With all the free time that NBA players were given over the summer you would think that they would have done something productive. Perhaps they could have taught kids that “Reading is fundamental,” as the commercial suggests. Maybe, they could have gone back to the communities they grew up in and built new homes for struggling families. Or better yet, they could have banded together and actually brought home a World Championship against inferior nations that are supposed to beat us in soccer, not basketball. All of the preceding would have been honorable acts that would have given them the precious media attention that they constantly seek. Well, the players from the NBA sure got their fair share of press this summer ? in the police blotter, not the sports section.
Allen Iverson, Glenn Robinson, Derrick Coleman, Damon Stoudamire, Stephon Marbury, Kurt Thomas, Rodney Buford and former NBA star Jayson Williams all received ink for their legal troubles this summer. As the NBA season begins this week, it is again time to question whether its stars are being responsible role models for the community to look up to?

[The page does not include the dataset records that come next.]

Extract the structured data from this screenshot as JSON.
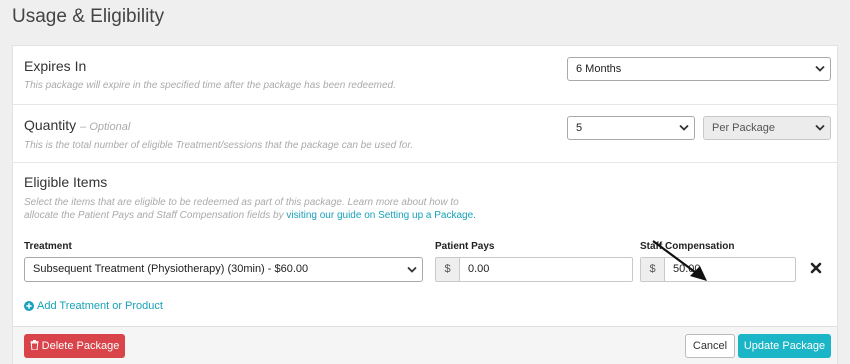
{
  "page": {
    "title": "Usage & Eligibility"
  },
  "expires": {
    "title": "Expires In",
    "help": "This package will expire in the specified time after the package has been redeemed.",
    "value": "6 Months"
  },
  "quantity": {
    "title": "Quantity",
    "optional": "– Optional",
    "help": "This is the total number of eligible Treatment/sessions that the package can be used for.",
    "value": "5",
    "unit": "Per Package"
  },
  "eligible": {
    "title": "Eligible Items",
    "help_line1": "Select the items that are eligible to be redeemed as part of this package. Learn more about how to",
    "help_line2_prefix": "allocate the Patient Pays and Staff Compensation fields by ",
    "help_link": "visiting our guide on Setting up a Package.",
    "columns": {
      "treatment": "Treatment",
      "patient_pays": "Patient Pays",
      "staff_comp": "Staff Compensation"
    },
    "items": [
      {
        "treatment": "Subsequent Treatment (Physiotherapy) (30min) - $60.00",
        "currency": "$",
        "patient_pays": "0.00",
        "staff_comp": "50.00"
      }
    ],
    "add_label": "Add Treatment or Product"
  },
  "footer": {
    "delete_label": "Delete Package",
    "cancel_label": "Cancel",
    "update_label": "Update Package"
  },
  "colors": {
    "accent": "#1ab5c6",
    "danger": "#d9434a",
    "link": "#17a2b8"
  },
  "icons": [
    "chevron-down-icon",
    "close-icon",
    "plus-circle-icon",
    "trash-icon",
    "arrow-annotation"
  ]
}
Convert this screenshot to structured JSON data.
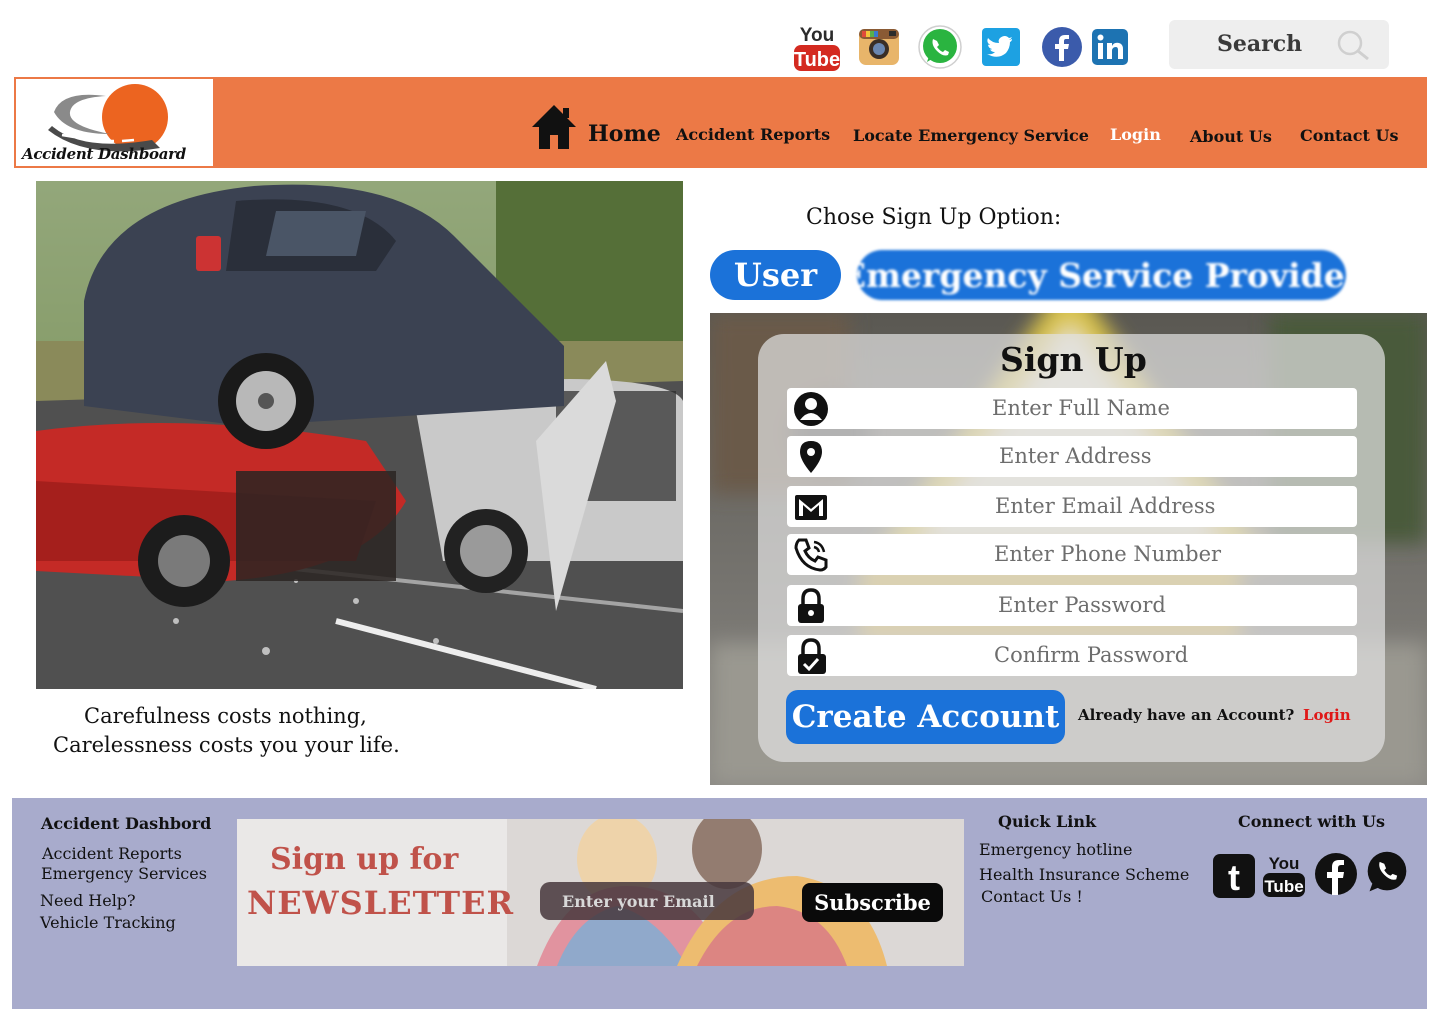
{
  "social_top": {
    "icons": [
      "youtube-icon",
      "instagram-icon",
      "whatsapp-icon",
      "twitter-icon",
      "facebook-icon",
      "linkedin-icon"
    ],
    "youtube_you": "You",
    "youtube_tube": "Tube"
  },
  "search": {
    "label": "Search"
  },
  "header": {
    "logo_text": "Accident Dashboard",
    "nav": {
      "home": "Home",
      "accident_reports": "Accident Reports",
      "locate": "Locate Emergency Service",
      "login": "Login",
      "about": "About Us",
      "contact": "Contact Us"
    },
    "active_color": "#ffffff",
    "bg_color": "#ec7946"
  },
  "hero": {
    "caption_line1": "Carefulness costs nothing,",
    "caption_line2": "Carelessness costs you your life."
  },
  "signup_option": {
    "title": "Chose Sign Up Option:",
    "user": "User",
    "esp": "Emergency Service Provider",
    "accent": "#1b72d9"
  },
  "signup": {
    "title": "Sign Up",
    "fields": [
      {
        "icon": "person-icon",
        "placeholder": "Enter Full Name"
      },
      {
        "icon": "location-pin-icon",
        "placeholder": "Enter Address"
      },
      {
        "icon": "mail-icon",
        "placeholder": "Enter Email Address"
      },
      {
        "icon": "phone-icon",
        "placeholder": "Enter Phone Number"
      },
      {
        "icon": "lock-icon",
        "placeholder": "Enter Password"
      },
      {
        "icon": "lock-check-icon",
        "placeholder": "Confirm Password"
      }
    ],
    "create_button": "Create Account",
    "already": "Already have an Account?",
    "login": "Login"
  },
  "footer": {
    "brand": "Accident Dashbord",
    "links_left": [
      "Accident Reports",
      "Emergency Services",
      "Need Help?",
      "Vehicle Tracking"
    ],
    "newsletter": {
      "line1": "Sign up for",
      "line2": "NEWSLETTER",
      "placeholder": "Enter your Email",
      "subscribe": "Subscribe"
    },
    "quick_link_title": "Quick Link",
    "quick_links": [
      "Emergency hotline",
      "Health Insurance Scheme",
      "Contact Us !"
    ],
    "connect_title": "Connect with Us",
    "connect_icons": [
      "tumblr-icon",
      "youtube-icon",
      "facebook-icon",
      "whatsapp-icon"
    ],
    "yt_you": "You",
    "yt_tube": "Tube",
    "tumblr_letter": "t"
  }
}
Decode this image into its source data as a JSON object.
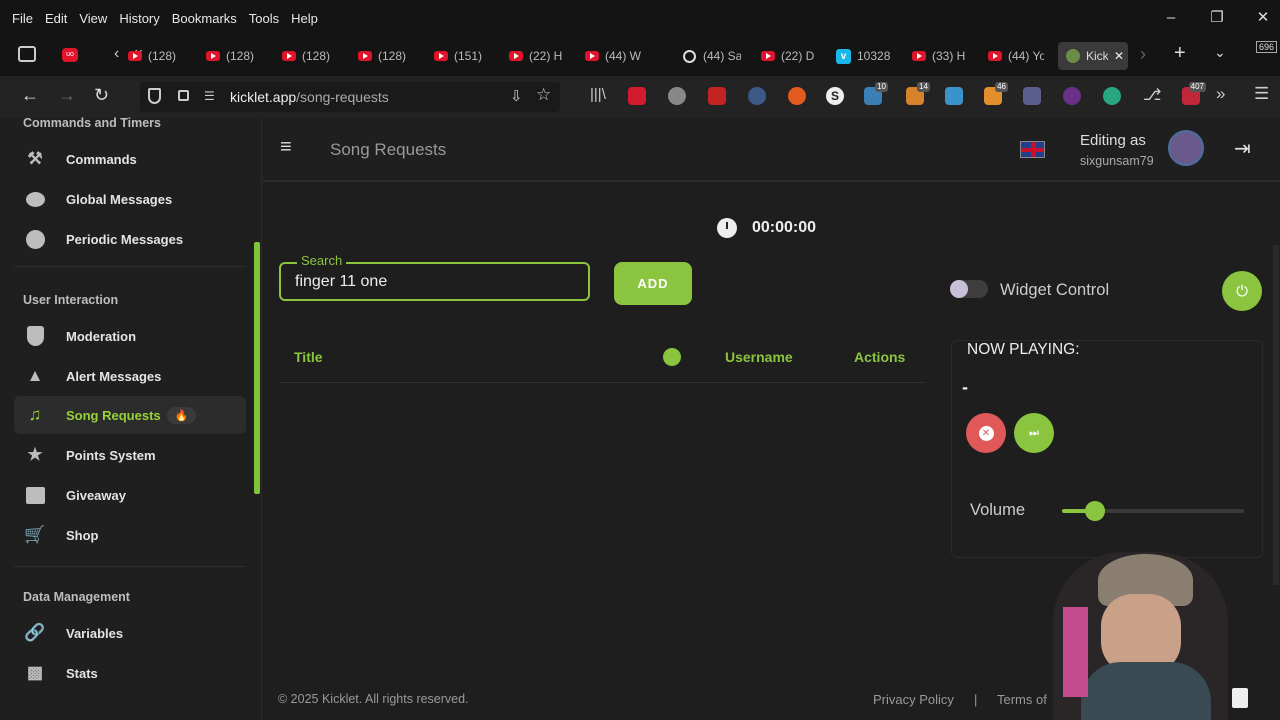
{
  "menubar": {
    "items": [
      "File",
      "Edit",
      "View",
      "History",
      "Bookmarks",
      "Tools",
      "Help"
    ]
  },
  "tabs": [
    {
      "label": "(128)",
      "icon": "youtube-icon"
    },
    {
      "label": "(128)",
      "icon": "youtube-icon"
    },
    {
      "label": "(128)",
      "icon": "youtube-icon"
    },
    {
      "label": "(128)",
      "icon": "youtube-icon"
    },
    {
      "label": "(151)",
      "icon": "youtube-icon"
    },
    {
      "label": "(22) H",
      "icon": "youtube-icon"
    },
    {
      "label": "(44) W",
      "icon": "youtube-icon"
    },
    {
      "label": "(44) Sa",
      "icon": "play-circle-icon"
    },
    {
      "label": "(22) D",
      "icon": "youtube-icon"
    },
    {
      "label": "10328",
      "icon": "vimeo-icon"
    },
    {
      "label": "(33) H",
      "icon": "youtube-icon"
    },
    {
      "label": "(44) Yo",
      "icon": "youtube-icon"
    },
    {
      "label": "Kick",
      "icon": "kicklet-icon"
    }
  ],
  "tab_counter": "696",
  "address": {
    "domain": "kicklet.app",
    "path": "/song-requests"
  },
  "extension_badges": [
    "10",
    "14",
    "46",
    "407"
  ],
  "sidebar": {
    "section1": {
      "title": "Commands and Timers"
    },
    "items1": [
      {
        "label": "Commands",
        "icon": "hammer-icon"
      },
      {
        "label": "Global Messages",
        "icon": "chat-bubble-icon"
      },
      {
        "label": "Periodic Messages",
        "icon": "clock-icon"
      }
    ],
    "section2": {
      "title": "User Interaction"
    },
    "items2": [
      {
        "label": "Moderation",
        "icon": "shield-icon"
      },
      {
        "label": "Alert Messages",
        "icon": "warning-icon"
      },
      {
        "label": "Song Requests",
        "icon": "music-note-icon",
        "active": true,
        "badge": "🔥"
      },
      {
        "label": "Points System",
        "icon": "star-icon"
      },
      {
        "label": "Giveaway",
        "icon": "gift-icon"
      },
      {
        "label": "Shop",
        "icon": "cart-icon"
      }
    ],
    "section3": {
      "title": "Data Management"
    },
    "items3": [
      {
        "label": "Variables",
        "icon": "link-icon"
      },
      {
        "label": "Stats",
        "icon": "bar-chart-icon"
      }
    ]
  },
  "header": {
    "title": "Song Requests",
    "editing_label": "Editing as",
    "username": "sixgunsam79"
  },
  "main": {
    "timer": "00:00:00",
    "search": {
      "label": "Search",
      "value": "finger 11 one"
    },
    "add_button": "ADD",
    "table": {
      "title": "Title",
      "username": "Username",
      "actions": "Actions"
    },
    "widget_control": "Widget Control",
    "now_playing": {
      "label": "NOW PLAYING:",
      "track": "-"
    },
    "volume": {
      "label": "Volume",
      "level": 0.18
    }
  },
  "footer": {
    "copyright": "© 2025 Kicklet. All rights reserved.",
    "privacy": "Privacy Policy",
    "divider": "|",
    "terms": "Terms of"
  },
  "colors": {
    "accent": "#8bc53f",
    "danger": "#e05858",
    "bg": "#1e1e1e"
  }
}
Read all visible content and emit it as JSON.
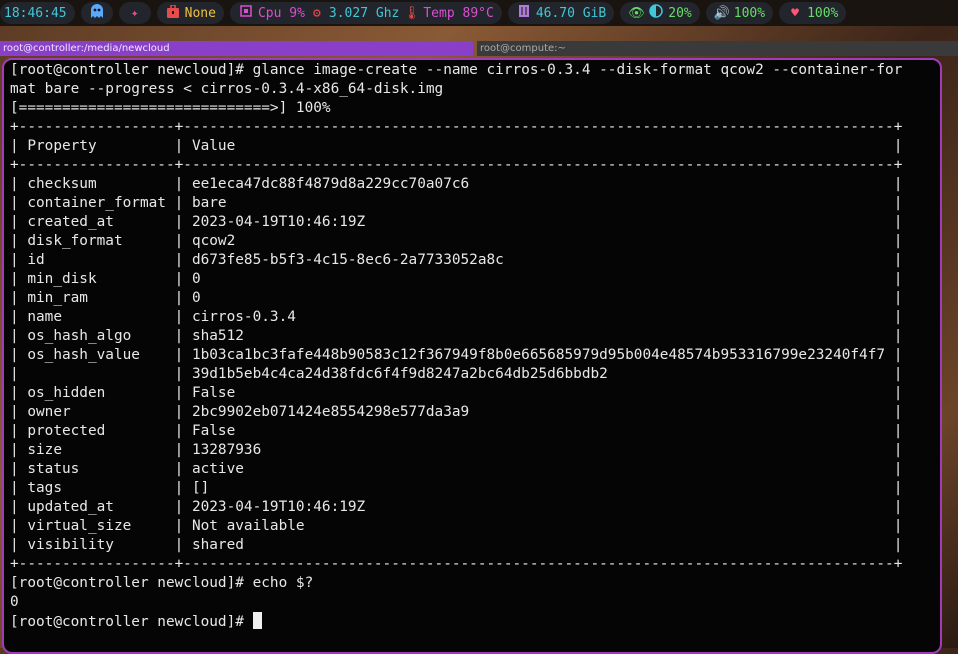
{
  "statusbar": {
    "time": "18:46:45",
    "ghost_icon": "ghost-icon",
    "sparkle_icon": "sparkle-icon",
    "package": "None",
    "cpu": "Cpu 9%",
    "cpu_freq": "3.027 Ghz",
    "temp": "Temp 89°C",
    "memory": "46.70 GiB",
    "privacy": "20%",
    "volume": "100%",
    "battery": "100%",
    "colors": {
      "time": "#41c7d9",
      "ghost": "#58a8ff",
      "sparkle": "#e74c8c",
      "package": "#f0c040",
      "cpu": "#d94fd0",
      "freq": "#41c7d9",
      "temp": "#d94fd0",
      "memory": "#41c7d9",
      "eye": "#66dd66",
      "privacy": "#66dd66",
      "volume": "#ff5577",
      "battery": "#66dd66",
      "heart": "#ff5577"
    }
  },
  "tabs": [
    {
      "title": "root@controller:/media/newcloud"
    },
    {
      "title": "root@compute:~"
    }
  ],
  "terminal": {
    "lines": [
      "[root@controller newcloud]# glance image-create --name cirros-0.3.4 --disk-format qcow2 --container-for",
      "mat bare --progress < cirros-0.3.4-x86_64-disk.img",
      "[=============================>] 100%",
      "+------------------+----------------------------------------------------------------------------------+",
      "| Property         | Value                                                                            |",
      "+------------------+----------------------------------------------------------------------------------+",
      "| checksum         | ee1eca47dc88f4879d8a229cc70a07c6                                                 |",
      "| container_format | bare                                                                             |",
      "| created_at       | 2023-04-19T10:46:19Z                                                             |",
      "| disk_format      | qcow2                                                                            |",
      "| id               | d673fe85-b5f3-4c15-8ec6-2a7733052a8c                                             |",
      "| min_disk         | 0                                                                                |",
      "| min_ram          | 0                                                                                |",
      "| name             | cirros-0.3.4                                                                     |",
      "| os_hash_algo     | sha512                                                                           |",
      "| os_hash_value    | 1b03ca1bc3fafe448b90583c12f367949f8b0e665685979d95b004e48574b953316799e23240f4f7 |",
      "|                  | 39d1b5eb4c4ca24d38fdc6f4f9d8247a2bc64db25d6bbdb2                                 |",
      "| os_hidden        | False                                                                            |",
      "| owner            | 2bc9902eb071424e8554298e577da3a9                                                 |",
      "| protected        | False                                                                            |",
      "| size             | 13287936                                                                         |",
      "| status           | active                                                                           |",
      "| tags             | []                                                                               |",
      "| updated_at       | 2023-04-19T10:46:19Z                                                             |",
      "| virtual_size     | Not available                                                                    |",
      "| visibility       | shared                                                                           |",
      "+------------------+----------------------------------------------------------------------------------+",
      "[root@controller newcloud]# echo $?",
      "0"
    ],
    "prompt": "[root@controller newcloud]# "
  }
}
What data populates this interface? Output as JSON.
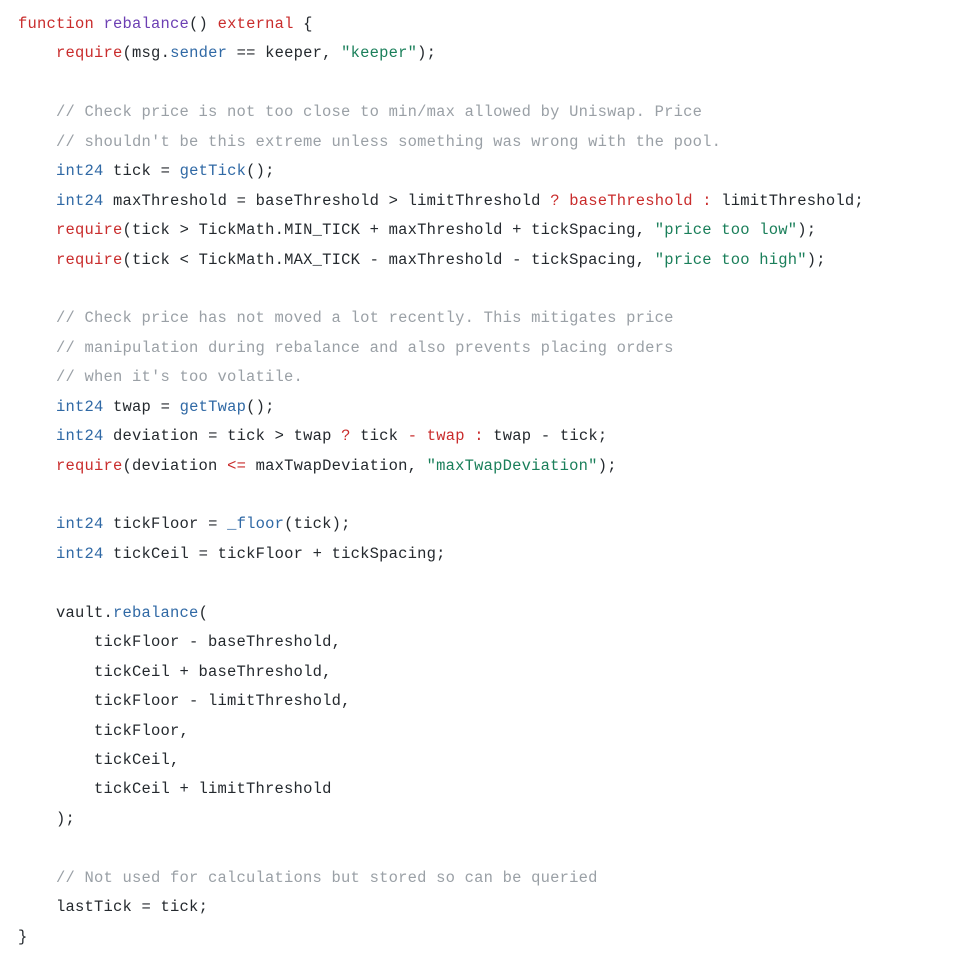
{
  "code": {
    "kw_function": "function",
    "name_rebalance": "rebalance",
    "kw_external": "external",
    "kw_require": "require",
    "prop_sender": "sender",
    "lit_keeper": "\"keeper\"",
    "cmt_price1": "// Check price is not too close to min/max allowed by Uniswap. Price",
    "cmt_price2": "// shouldn't be this extreme unless something was wrong with the pool.",
    "type_int24": "int24",
    "fn_getTick": "getTick",
    "op_q": "?",
    "name_baseThreshold": "baseThreshold",
    "op_colon": ":",
    "lit_low": "\"price too low\"",
    "lit_high": "\"price too high\"",
    "cmt_twap1": "// Check price has not moved a lot recently. This mitigates price",
    "cmt_twap2": "// manipulation during rebalance and also prevents placing orders",
    "cmt_twap3": "// when it's too volatile.",
    "fn_getTwap": "getTwap",
    "op_minus": "-",
    "name_twap": "twap",
    "op_lte": "<=",
    "lit_maxTwap": "\"maxTwapDeviation\"",
    "fn_floor": "_floor",
    "fn_rebalance2": "rebalance",
    "cmt_last": "// Not used for calculations but stored so can be queried",
    "txt_msg": "msg",
    "txt_keeper": "keeper",
    "txt_tick": "tick",
    "txt_maxThreshold": "maxThreshold",
    "txt_baseThreshold": "baseThreshold",
    "txt_limitThreshold": "limitThreshold",
    "txt_TickMathMIN": "TickMath.MIN_TICK",
    "txt_TickMathMAX": "TickMath.MAX_TICK",
    "txt_tickSpacing": "tickSpacing",
    "txt_twap": "twap",
    "txt_deviation": "deviation",
    "txt_maxTwapDeviation": "maxTwapDeviation",
    "txt_tickFloor": "tickFloor",
    "txt_tickCeil": "tickCeil",
    "txt_vault": "vault",
    "txt_lastTick": "lastTick"
  }
}
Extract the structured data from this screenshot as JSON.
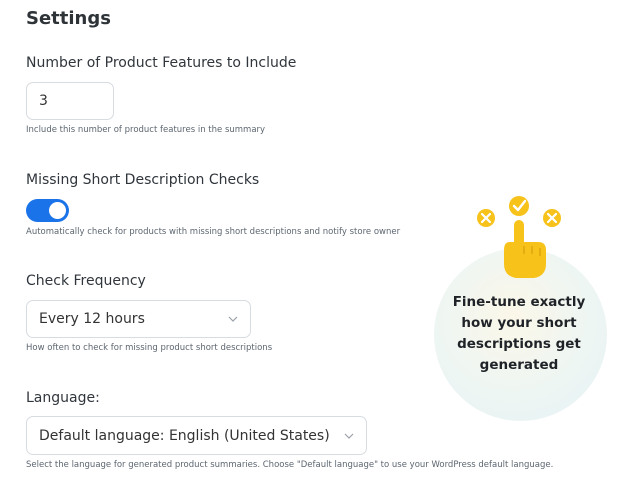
{
  "page": {
    "title": "Settings"
  },
  "features": {
    "label": "Number of Product Features to Include",
    "value": "3",
    "help": "Include this number of product features in the summary"
  },
  "missing": {
    "label": "Missing Short Description Checks",
    "enabled": true,
    "help": "Automatically check for products with missing short descriptions and notify store owner"
  },
  "frequency": {
    "label": "Check Frequency",
    "selected": "Every 12 hours",
    "help": "How often to check for missing product short descriptions"
  },
  "language": {
    "label": "Language:",
    "selected": "Default language: English (United States)",
    "help": "Select the language for generated product summaries. Choose \"Default language\" to use your WordPress default language."
  },
  "promo": {
    "line1": "Fine-tune exactly",
    "line2": "how your short",
    "line3": "descriptions get",
    "line4": "generated"
  },
  "colors": {
    "toggle_on": "#1a73e8",
    "icon_yellow": "#f7c21a"
  },
  "icons": {
    "select_arrow": "chevron-down-icon",
    "promo_hand": "pointing-hand-icon",
    "promo_check": "checkmark-icon",
    "promo_cross": "close-icon"
  }
}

This goes back to the famous blurb by Charles Barkley, who several years ago said, “I am not a role model, kids should look to their parents as role models, not players like me.” Barkley promptly responded by throwing a man out of a plate glass window during a bar fight.
Chuck might not want to take on the responsibility of being a role model, but NBA players are omnipresent in the eyes of young, impressionable kids. How can you say that the behavior of NBA players doesn’t have an effect when every Vince Carter dunk is replayed on “Sportscenter” seven times, the Kobe Bryant jersey is to teenagers what an Abercrombie sweater is to college students, and when NBA 2K3 appears more on a kid’s television screen than the “Simpsons”?
It is even more disconcerting that NBA players are getting off for committing crimes that normally would have landed them in jail. Derrick Coleman only received community service after driving 100 mph in a 70 mph zone while intoxicated. The lenient sentences that these stars are receiving give young fans the belief that the public is condoning their errant behavior. How is it possible for a 17-year-old to think that driving under the influence is wrong when they see Stephon Marbury swerving lanes after doing too many shots at the bar?
David Stern must get his players to realize that their actions have a profound effect on the young fans who model more than just their crossover dribbles after them. It is time for the NBA players to clean up their act. I, for one, wouldn’t want to come across Charles Barkley at a bar.